Various loudspeaker mechanisms

The invention of the telephone set off a wave of creativity, and almost all conceivable transducer mechanisms were tried out in the 1870s and 80s. Some of them developed into usable devices, others serve mainly as illustrations of man’s creativity. In this part, some of them will be presented, ranging from useful, mainstream designs to the downright bizarre.

Read more…A brief history of electroacoustics, pt. 6:
Various loudspeaker mechanisms

A brief history of electroacoustics, pt. 5:
Moving coil loudspeakers of lasting impact

In Part 4, we looked at various early variants of moving coil (or moving conductor) loudspeakers, including predecessors of the modern moving coil cone driver. In this part I will present two specific designs that made a lasting impact on loudspeaker technology. One is a direct radiator; the other is a horn driver.

In the early part of the 1920s, many researchers were working on loudspeakers, based on various principles. E.C. Wente at the Western Electric Engineering Department (to become the Bell Telephone Laboratories) worked on a small direct radiating moving coil loudspeaker that was later patented (US patent 1812389, filed April 1, 1925 and granted the same date 1935). In England, Paul Gustavus Adolphus Helmuth Voigt at Edison Bell also worked on moving coil loudspeakers and microphones.
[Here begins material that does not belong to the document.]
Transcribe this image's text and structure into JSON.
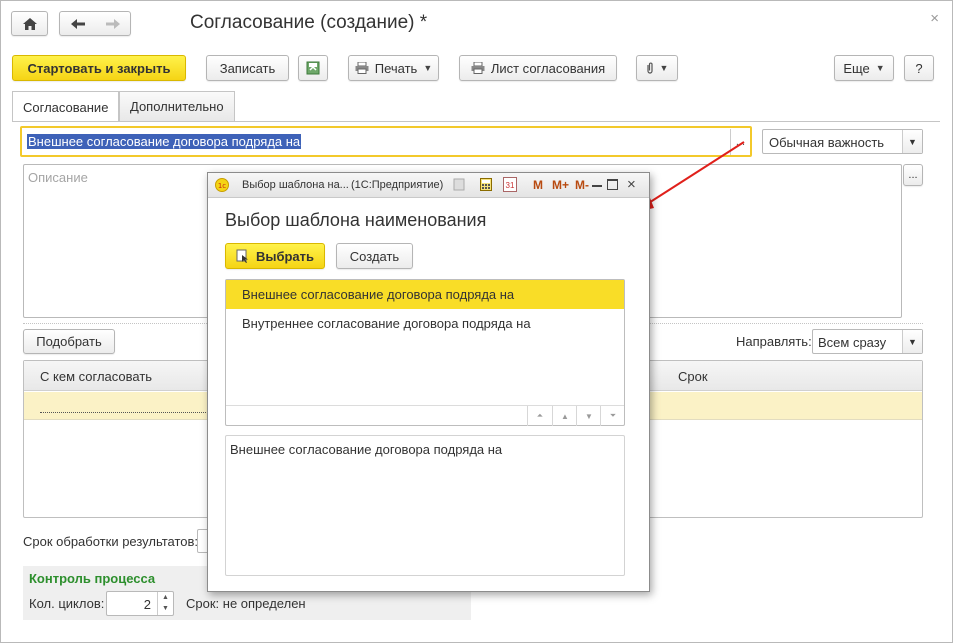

In May 1924, he applied for a patent on a moving coil loudspeaker, but unfortunately a little to late. He was beaten at the finish line by two engineers at the General Electric Company, C.W. Rice and E.W. Kellogg.

Read more…A brief history of electroacoustics, pt. 5:
Moving coil loudspeakers of lasting impact